Write out the entries below once more, exactly.
=== Section Start ===
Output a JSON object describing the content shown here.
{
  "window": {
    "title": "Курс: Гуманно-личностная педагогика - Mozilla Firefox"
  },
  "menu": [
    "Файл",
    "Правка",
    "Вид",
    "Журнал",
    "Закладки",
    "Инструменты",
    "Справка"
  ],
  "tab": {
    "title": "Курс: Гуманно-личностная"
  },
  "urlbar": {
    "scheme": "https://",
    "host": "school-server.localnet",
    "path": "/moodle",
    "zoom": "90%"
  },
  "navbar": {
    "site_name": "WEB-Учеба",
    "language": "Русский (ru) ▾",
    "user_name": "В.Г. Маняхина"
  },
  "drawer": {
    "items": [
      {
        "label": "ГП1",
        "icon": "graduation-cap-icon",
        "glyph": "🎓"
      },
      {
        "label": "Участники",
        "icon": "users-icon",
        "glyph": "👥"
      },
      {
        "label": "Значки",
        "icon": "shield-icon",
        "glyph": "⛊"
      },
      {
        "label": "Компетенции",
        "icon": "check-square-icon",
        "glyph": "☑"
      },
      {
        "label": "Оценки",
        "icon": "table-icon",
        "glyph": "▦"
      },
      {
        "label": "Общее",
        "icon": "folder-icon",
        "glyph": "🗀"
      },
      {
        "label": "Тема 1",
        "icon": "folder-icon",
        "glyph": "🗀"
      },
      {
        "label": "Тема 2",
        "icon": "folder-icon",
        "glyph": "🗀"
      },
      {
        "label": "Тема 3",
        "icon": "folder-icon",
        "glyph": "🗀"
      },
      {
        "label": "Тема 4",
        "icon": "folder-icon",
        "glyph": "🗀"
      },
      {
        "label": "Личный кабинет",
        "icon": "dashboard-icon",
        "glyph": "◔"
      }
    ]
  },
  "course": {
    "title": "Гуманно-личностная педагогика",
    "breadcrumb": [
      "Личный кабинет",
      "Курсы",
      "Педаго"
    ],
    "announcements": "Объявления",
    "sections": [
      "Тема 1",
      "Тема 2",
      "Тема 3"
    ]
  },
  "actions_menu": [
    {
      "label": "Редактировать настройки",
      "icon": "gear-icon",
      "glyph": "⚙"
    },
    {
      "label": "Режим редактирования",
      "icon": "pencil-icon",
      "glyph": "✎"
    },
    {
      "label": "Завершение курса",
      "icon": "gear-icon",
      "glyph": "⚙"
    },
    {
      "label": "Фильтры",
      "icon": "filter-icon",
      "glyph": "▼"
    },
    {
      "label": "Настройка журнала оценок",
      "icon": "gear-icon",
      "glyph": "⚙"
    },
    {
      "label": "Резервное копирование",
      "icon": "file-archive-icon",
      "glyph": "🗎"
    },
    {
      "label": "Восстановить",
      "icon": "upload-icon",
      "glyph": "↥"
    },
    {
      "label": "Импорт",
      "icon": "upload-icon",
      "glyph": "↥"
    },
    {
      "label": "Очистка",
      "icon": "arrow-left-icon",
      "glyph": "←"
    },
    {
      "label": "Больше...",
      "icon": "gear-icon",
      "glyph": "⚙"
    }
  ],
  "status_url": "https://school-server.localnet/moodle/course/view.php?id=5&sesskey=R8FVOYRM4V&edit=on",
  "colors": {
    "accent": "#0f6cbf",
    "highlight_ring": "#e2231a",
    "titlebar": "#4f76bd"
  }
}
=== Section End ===
Expected answer =>
Output a JSON object describing the content shown here.
{
  "window": {
    "title": "Курс: Гуманно-личностная педагогика - Mozilla Firefox"
  },
  "menu": [
    "Файл",
    "Правка",
    "Вид",
    "Журнал",
    "Закладки",
    "Инструменты",
    "Справка"
  ],
  "tab": {
    "title": "Курс: Гуманно-личностная"
  },
  "urlbar": {
    "scheme": "https://",
    "host": "school-server.localnet",
    "path": "/moodle",
    "zoom": "90%"
  },
  "navbar": {
    "site_name": "WEB-Учеба",
    "language": "Русский (ru) ▾",
    "user_name": "В.Г. Маняхина"
  },
  "drawer": {
    "items": [
      {
        "label": "ГП1",
        "icon": "graduation-cap-icon",
        "glyph": "🎓"
      },
      {
        "label": "Участники",
        "icon": "users-icon",
        "glyph": "👥"
      },
      {
        "label": "Значки",
        "icon": "shield-icon",
        "glyph": "⛊"
      },
      {
        "label": "Компетенции",
        "icon": "check-square-icon",
        "glyph": "☑"
      },
      {
        "label": "Оценки",
        "icon": "table-icon",
        "glyph": "▦"
      },
      {
        "label": "Общее",
        "icon": "folder-icon",
        "glyph": "🗀"
      },
      {
        "label": "Тема 1",
        "icon": "folder-icon",
        "glyph": "🗀"
      },
      {
        "label": "Тема 2",
        "icon": "folder-icon",
        "glyph": "🗀"
      },
      {
        "label": "Тема 3",
        "icon": "folder-icon",
        "glyph": "🗀"
      },
      {
        "label": "Тема 4",
        "icon": "folder-icon",
        "glyph": "🗀"
      },
      {
        "label": "Личный кабинет",
        "icon": "dashboard-icon",
        "glyph": "◔"
      }
    ]
  },
  "course": {
    "title": "Гуманно-личностная педагогика",
    "breadcrumb": [
      "Личный кабинет",
      "Курсы",
      "Педаго"
    ],
    "announcements": "Объявления",
    "sections": [
      "Тема 1",
      "Тема 2",
      "Тема 3"
    ]
  },
  "actions_menu": [
    {
      "label": "Редактировать настройки",
      "icon": "gear-icon",
      "glyph": "⚙"
    },
    {
      "label": "Режим редактирования",
      "icon": "pencil-icon",
      "glyph": "✎"
    },
    {
      "label": "Завершение курса",
      "icon": "gear-icon",
      "glyph": "⚙"
    },
    {
      "label": "Фильтры",
      "icon": "filter-icon",
      "glyph": "▼"
    },
    {
      "label": "Настройка журнала оценок",
      "icon": "gear-icon",
      "glyph": "⚙"
    },
    {
      "label": "Резервное копирование",
      "icon": "file-archive-icon",
      "glyph": "🗎"
    },
    {
      "label": "Восстановить",
      "icon": "upload-icon",
      "glyph": "↥"
    },
    {
      "label": "Импорт",
      "icon": "upload-icon",
      "glyph": "↥"
    },
    {
      "label": "Очистка",
      "icon": "arrow-left-icon",
      "glyph": "←"
    },
    {
      "label": "Больше...",
      "icon": "gear-icon",
      "glyph": "⚙"
    }
  ],
  "status_url": "https://school-server.localnet/moodle/course/view.php?id=5&sesskey=R8FVOYRM4V&edit=on",
  "colors": {
    "accent": "#0f6cbf",
    "highlight_ring": "#e2231a",
    "titlebar": "#4f76bd"
  }
}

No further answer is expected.